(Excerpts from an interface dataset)
⟨

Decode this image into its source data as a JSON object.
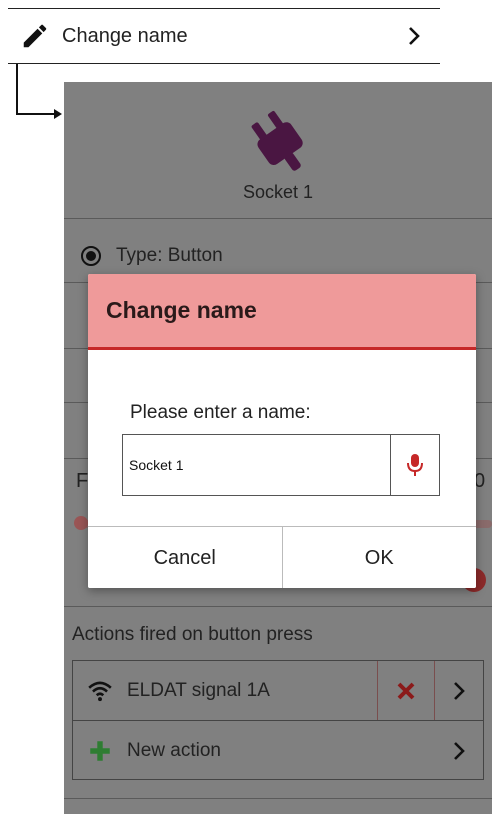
{
  "top_item": {
    "label": "Change name"
  },
  "screen": {
    "device_name": "Socket 1",
    "type_row": "Type: Button",
    "partial_left": "F",
    "partial_right": "0",
    "section_label": "Actions fired on button press",
    "actions": [
      {
        "label": "ELDAT signal 1A"
      },
      {
        "label": "New action"
      }
    ]
  },
  "dialog": {
    "title": "Change name",
    "prompt": "Please enter a name:",
    "input_value": "Socket 1",
    "cancel_label": "Cancel",
    "ok_label": "OK"
  },
  "colors": {
    "plug": "#4a1642",
    "dialog_header": "#ef9a9a",
    "dialog_header_border": "#c62828",
    "mic": "#c62828",
    "add_action": "#2e7d32",
    "delete_action": "#8b1a1a"
  }
}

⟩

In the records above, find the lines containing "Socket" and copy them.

• **Solution for this exercise**:
    "device_name": "Socket 1",
    "input_value": "Socket 1",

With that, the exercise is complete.